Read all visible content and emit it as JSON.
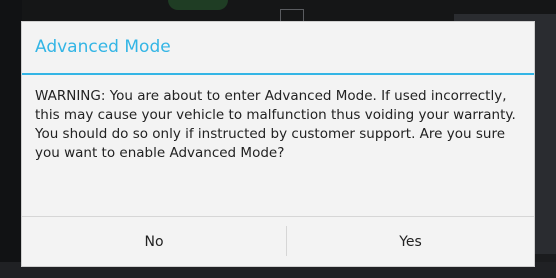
{
  "dialog": {
    "title": "Advanced Mode",
    "message": "WARNING: You are about to enter Advanced Mode. If used incorrectly, this may cause your vehicle to malfunction thus voiding your warranty. You should do so only if instructed by customer support. Are you sure you want to enable Advanced Mode?",
    "negative_label": "No",
    "positive_label": "Yes"
  },
  "colors": {
    "accent": "#33b5e5",
    "dialog_background": "#f3f3f3",
    "text": "#222222"
  }
}
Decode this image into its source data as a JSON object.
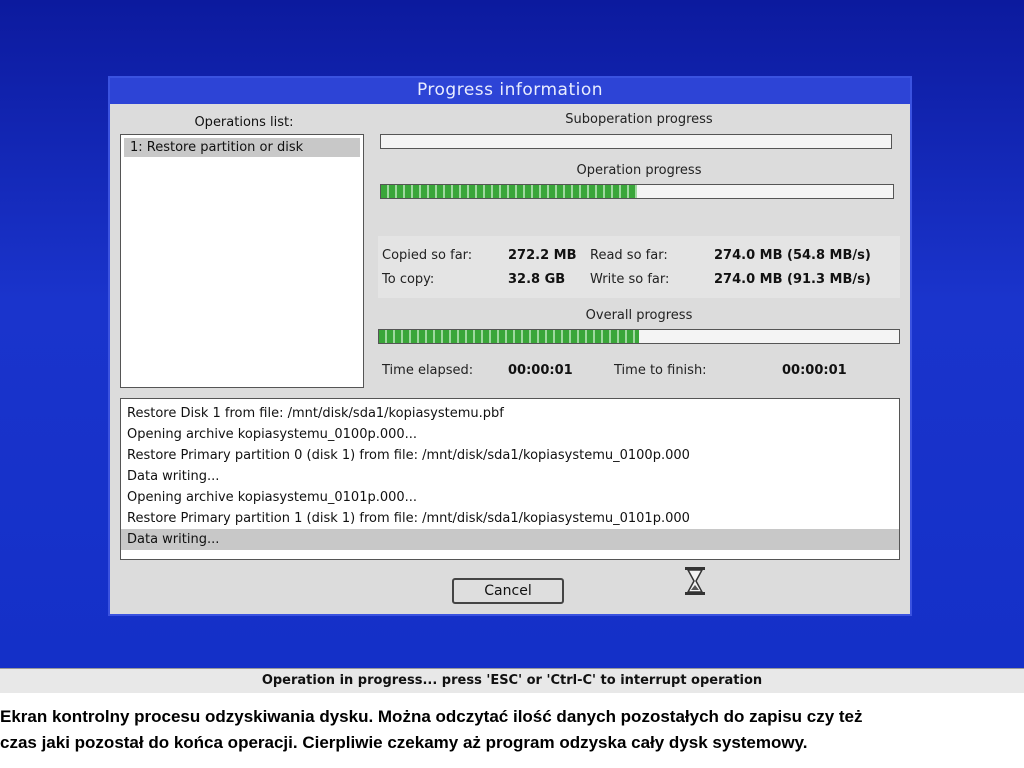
{
  "dialog": {
    "title": "Progress information",
    "operations_label": "Operations list:",
    "operations": [
      "1: Restore partition or disk"
    ],
    "suboperation_label": "Suboperation progress",
    "suboperation_progress": 0.0,
    "operation_label": "Operation progress",
    "operation_progress": 0.5,
    "overall_label": "Overall progress",
    "overall_progress": 0.5,
    "stats": {
      "copied_label": "Copied so far:",
      "copied_value": "272.2 MB",
      "to_copy_label": "To copy:",
      "to_copy_value": "32.8 GB",
      "read_label": "Read so far:",
      "read_value": "274.0 MB (54.8 MB/s)",
      "write_label": "Write so far:",
      "write_value": "274.0 MB (91.3 MB/s)"
    },
    "time": {
      "elapsed_label": "Time elapsed:",
      "elapsed_value": "00:00:01",
      "finish_label": "Time to finish:",
      "finish_value": "00:00:01"
    },
    "log": [
      "Restore Disk 1 from file: /mnt/disk/sda1/kopiasystemu.pbf",
      "Opening archive kopiasystemu_0100p.000...",
      "Restore Primary partition 0 (disk 1) from file: /mnt/disk/sda1/kopiasystemu_0100p.000",
      "Data writing...",
      "Opening archive kopiasystemu_0101p.000...",
      "Restore Primary partition 1 (disk 1) from file: /mnt/disk/sda1/kopiasystemu_0101p.000",
      "Data writing..."
    ],
    "cancel_label": "Cancel",
    "busy_icon": "hourglass-icon"
  },
  "status_bar": "Operation in progress... press 'ESC' or 'Ctrl-C' to interrupt operation",
  "caption": {
    "line1": "Ekran kontrolny procesu odzyskiwania dysku. Można odczytać ilość danych pozostałych do zapisu czy też",
    "line2": "czas jaki pozostał do końca operacji. Cierpliwie czekamy aż program odzyska cały dysk systemowy."
  },
  "colors": {
    "desktop": "#1a34cc",
    "title_bar": "#2d44d6",
    "dialog_bg": "#dcdcdc",
    "progress_fill": "#3aa63a"
  }
}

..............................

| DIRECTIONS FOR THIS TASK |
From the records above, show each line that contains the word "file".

| SOLUTION TO THIS TASK |
      "Restore Disk 1 from file: /mnt/disk/sda1/kopiasystemu.pbf",
      "Restore Primary partition 0 (disk 1) from file: /mnt/disk/sda1/kopiasystemu_0100p.000",
      "Restore Primary partition 1 (disk 1) from file: /mnt/disk/sda1/kopiasystemu_0101p.000",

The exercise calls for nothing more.